(Dataset excerpts)
════

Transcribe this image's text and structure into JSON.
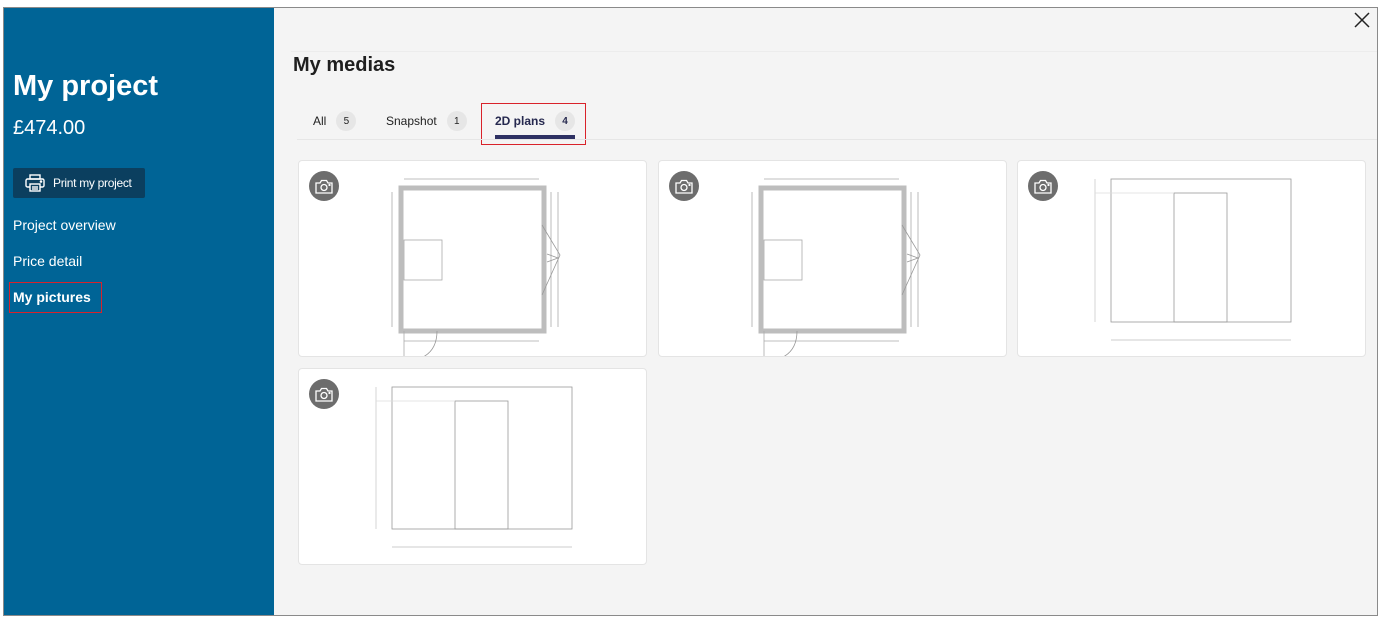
{
  "sidebar": {
    "title": "My project",
    "price": "£474.00",
    "print_label": "Print my project",
    "nav": [
      {
        "label": "Project overview",
        "active": false
      },
      {
        "label": "Price detail",
        "active": false
      },
      {
        "label": "My pictures",
        "active": true
      }
    ]
  },
  "main": {
    "title": "My medias",
    "tabs": [
      {
        "label": "All",
        "count": "5",
        "active": false
      },
      {
        "label": "Snapshot",
        "count": "1",
        "active": false
      },
      {
        "label": "2D plans",
        "count": "4",
        "active": true
      }
    ],
    "media": [
      {
        "type": "2d-plan",
        "view": "floor-plan",
        "icon": "camera-icon"
      },
      {
        "type": "2d-plan",
        "view": "floor-plan",
        "icon": "camera-icon"
      },
      {
        "type": "2d-plan",
        "view": "elevation",
        "icon": "camera-icon"
      },
      {
        "type": "2d-plan",
        "view": "elevation",
        "icon": "camera-icon"
      }
    ]
  },
  "colors": {
    "sidebar_bg": "#006496",
    "print_button_bg": "#0b3f5f",
    "active_tab": "#2e3163",
    "highlight": "#d9222a"
  }
}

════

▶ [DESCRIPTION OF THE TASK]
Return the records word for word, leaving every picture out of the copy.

▶ [RESPONSE BOX]
Transcribe this image's text and structure into JSON.
{
  "sidebar": {
    "title": "My project",
    "price": "£474.00",
    "print_label": "Print my project",
    "nav": [
      {
        "label": "Project overview",
        "active": false
      },
      {
        "label": "Price detail",
        "active": false
      },
      {
        "label": "My pictures",
        "active": true
      }
    ]
  },
  "main": {
    "title": "My medias",
    "tabs": [
      {
        "label": "All",
        "count": "5",
        "active": false
      },
      {
        "label": "Snapshot",
        "count": "1",
        "active": false
      },
      {
        "label": "2D plans",
        "count": "4",
        "active": true
      }
    ],
    "media": [
      {
        "type": "2d-plan",
        "view": "floor-plan",
        "icon": "camera-icon"
      },
      {
        "type": "2d-plan",
        "view": "floor-plan",
        "icon": "camera-icon"
      },
      {
        "type": "2d-plan",
        "view": "elevation",
        "icon": "camera-icon"
      },
      {
        "type": "2d-plan",
        "view": "elevation",
        "icon": "camera-icon"
      }
    ]
  },
  "colors": {
    "sidebar_bg": "#006496",
    "print_button_bg": "#0b3f5f",
    "active_tab": "#2e3163",
    "highlight": "#d9222a"
  }
}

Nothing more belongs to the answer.